Below you'll find answers to your most frequently asked questions. Have a question that isn't here? You can chat with us in real-time, or submit your questions and feedback through our Feedback Survey.
Scholarly sources are written by academics or experts in their field of study. These sources share new research findings, theories, analyses, or summaries of current knowledge, with the intent of keeping others in the field updated on research, findings and news.
Scholarly sources can be either primary or secondary research, and come in a variety of formats including books, articles and websites. There is a difference between scholarly and peer-reviewed articles: all peer-reviewed sources are considered scholarly, but not all scholarly sources are peer-reviewed. If you've been asked to find "scholarly" articles, make sure you clarify with your professor whether peer-reviewed articles are required.

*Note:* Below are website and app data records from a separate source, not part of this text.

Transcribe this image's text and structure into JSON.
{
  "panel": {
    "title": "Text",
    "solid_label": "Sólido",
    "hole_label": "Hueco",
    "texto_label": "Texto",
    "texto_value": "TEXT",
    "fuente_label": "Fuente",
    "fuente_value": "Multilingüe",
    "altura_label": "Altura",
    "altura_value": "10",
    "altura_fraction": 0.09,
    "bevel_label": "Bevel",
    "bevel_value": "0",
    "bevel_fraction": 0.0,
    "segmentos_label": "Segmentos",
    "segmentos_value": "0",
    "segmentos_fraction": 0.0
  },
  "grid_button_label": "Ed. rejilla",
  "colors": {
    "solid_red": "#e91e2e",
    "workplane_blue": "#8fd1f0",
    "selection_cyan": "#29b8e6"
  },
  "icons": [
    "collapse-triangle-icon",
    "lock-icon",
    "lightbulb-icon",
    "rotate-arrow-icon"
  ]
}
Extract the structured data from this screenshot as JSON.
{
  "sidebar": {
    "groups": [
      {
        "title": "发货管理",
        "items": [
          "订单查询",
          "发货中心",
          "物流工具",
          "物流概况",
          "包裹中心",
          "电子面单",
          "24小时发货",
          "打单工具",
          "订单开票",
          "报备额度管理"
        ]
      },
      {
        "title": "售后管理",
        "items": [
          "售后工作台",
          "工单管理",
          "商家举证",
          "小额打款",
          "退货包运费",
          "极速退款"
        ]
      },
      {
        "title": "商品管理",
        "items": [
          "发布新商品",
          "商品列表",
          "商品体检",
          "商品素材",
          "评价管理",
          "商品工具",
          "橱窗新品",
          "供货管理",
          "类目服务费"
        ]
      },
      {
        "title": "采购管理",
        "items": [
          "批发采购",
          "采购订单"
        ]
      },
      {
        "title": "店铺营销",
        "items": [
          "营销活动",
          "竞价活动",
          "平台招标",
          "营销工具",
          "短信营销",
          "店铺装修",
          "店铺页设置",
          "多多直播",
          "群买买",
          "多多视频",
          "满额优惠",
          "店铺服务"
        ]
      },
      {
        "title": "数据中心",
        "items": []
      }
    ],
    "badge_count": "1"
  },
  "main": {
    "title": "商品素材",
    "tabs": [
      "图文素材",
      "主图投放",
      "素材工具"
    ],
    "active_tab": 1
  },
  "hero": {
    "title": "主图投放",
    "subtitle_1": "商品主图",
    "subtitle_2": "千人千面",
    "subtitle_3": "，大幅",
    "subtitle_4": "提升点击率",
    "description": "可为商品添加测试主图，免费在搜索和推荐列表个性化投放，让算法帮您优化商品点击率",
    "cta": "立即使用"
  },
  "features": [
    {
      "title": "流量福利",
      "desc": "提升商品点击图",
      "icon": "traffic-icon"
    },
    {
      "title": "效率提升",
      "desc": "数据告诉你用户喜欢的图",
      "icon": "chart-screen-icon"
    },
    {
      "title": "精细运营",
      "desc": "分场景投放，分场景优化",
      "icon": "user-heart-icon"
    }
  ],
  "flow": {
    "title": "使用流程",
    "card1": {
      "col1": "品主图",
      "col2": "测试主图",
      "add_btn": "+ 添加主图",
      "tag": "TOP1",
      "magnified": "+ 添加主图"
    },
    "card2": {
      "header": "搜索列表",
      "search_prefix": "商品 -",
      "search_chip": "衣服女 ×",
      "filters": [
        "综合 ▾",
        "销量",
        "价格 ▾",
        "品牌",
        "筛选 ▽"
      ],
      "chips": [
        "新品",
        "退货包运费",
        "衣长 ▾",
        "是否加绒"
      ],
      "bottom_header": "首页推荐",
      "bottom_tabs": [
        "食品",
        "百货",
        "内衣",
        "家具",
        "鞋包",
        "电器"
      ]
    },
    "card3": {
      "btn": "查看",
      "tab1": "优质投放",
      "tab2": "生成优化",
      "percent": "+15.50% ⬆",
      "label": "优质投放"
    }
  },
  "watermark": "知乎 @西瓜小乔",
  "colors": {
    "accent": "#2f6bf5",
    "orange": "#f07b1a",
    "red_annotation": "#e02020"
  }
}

How do you determine if your source is scholarly? If you've found a source and it is not clear whether it's peer-reviewed, consider the following criteria: